While the average spans between the arches extend for 200 feet, the longest section over the rail lines stretches for approximately 250 feet. Rising around 63 feet along its length from west to east, the viaduct maintains a width of 100 feet over its course. As in the case of its forerunner, the structure accommodates vehicles and pedestrians, with the new inclusions of 10-foot bike lanes and 8-foot sidewalks that expand to 14-feet at unsupported intervals between arches. In order to withstand the region's susceptibility to earthquakes, the viaduct is settled on 32 seismic base isolators equipped with triple friction pendulum bearings at its 23 columns and abutments. This configuration allows the structure to to move up to 30 inches independently in situations involving seismic activity.

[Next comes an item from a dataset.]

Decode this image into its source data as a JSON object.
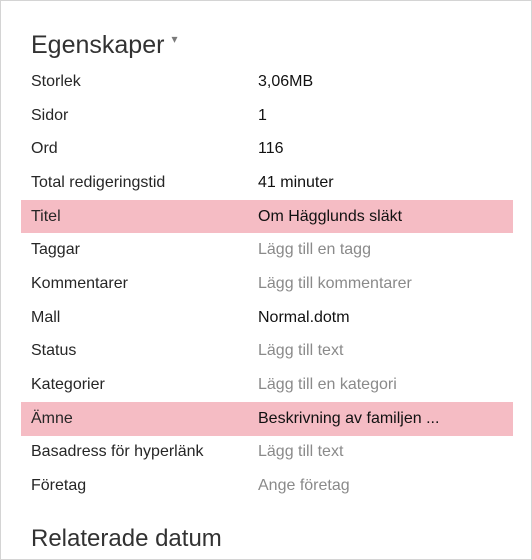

Lighting design plays a key role in the project, and is effectively the source of its unofficial moniker as the 'Ribbon of Light' bridge. Above and below the deck, linear LED lights embedded into the viaduct’s traffic barriers offer street-level and pedestrian lighting that contributes to the immersive spectacle of crossing over it. Furthermore, the undersides of the arches are illuminated from below the deck by accent lights incorporated into the structure. "The bridge, visible from many parts of the city, will have the ability to be illuminated as a civic beacon," reflects the firm.
Providing connectivity to areas of interest throughout its span, the structure hosts four sets of stairs connecting the carriageway to the east of the Los Angeles River. In addition, the viaduct’s span also hosts a staircase linked to the arts plaza along the west, as well as paper clip-shaped and helical ramps for further connectivity to the urban realm below. In the wake of the viaduct’s completion, the site below it is expected to become home to a 12-acre public park designed by Hargreaves/Jones Associates, accessible from the elevated deck through a helical bike ramp. Titled 'PARC' (for Parks, Arts, River, and Connectivity Improvement), the urban development scheme will integrate opportunities for sports, recreational programs, performances, and public art initiatives for neighbouring communities.
Having opened to the public on July 9, 2022, the Sixth Street Viaduct is a welcome new update to a city icon - whose unfortunate demise leaves behind a legacy that will be difficult to match. Featuring all the iconic qualities of the original viaduct, albeit, updated with a touch that firmly grounds it in its own time, the new structure has already garnered a generous share of the global spotlight, and in an ideal scenario, may become as emblematic of Los Angeles’ urbanscape as its predecessor.
Name: Sixth Street Viaduct
Location: Los Angeles, USA
Year of Completion: 2022
Bridge Design Architect: Michael Maltzan Architecture, Inc.
Architect of Record: HNTB
Project Team: Michael Maltzan (FAIA, Design Principal), Tim Williams (Managing Principal), Paul Stoelting (Project Manager), Matthew Austin, Deysi Blanco, Casey Beinto, William Carson, Scott Carter, Lord Ceniza, Roger Cortes, Michael Faciejew, Mehr Khanpour, Yu Li, Ann Soo, Jose Thomas, Hiroshi Tokumaru, Gee--‐Ghid Tse, Jennifer Wu
Landscape Architect: Hargreaves/Jones Associates
Urban Planning Consultant: AC Martin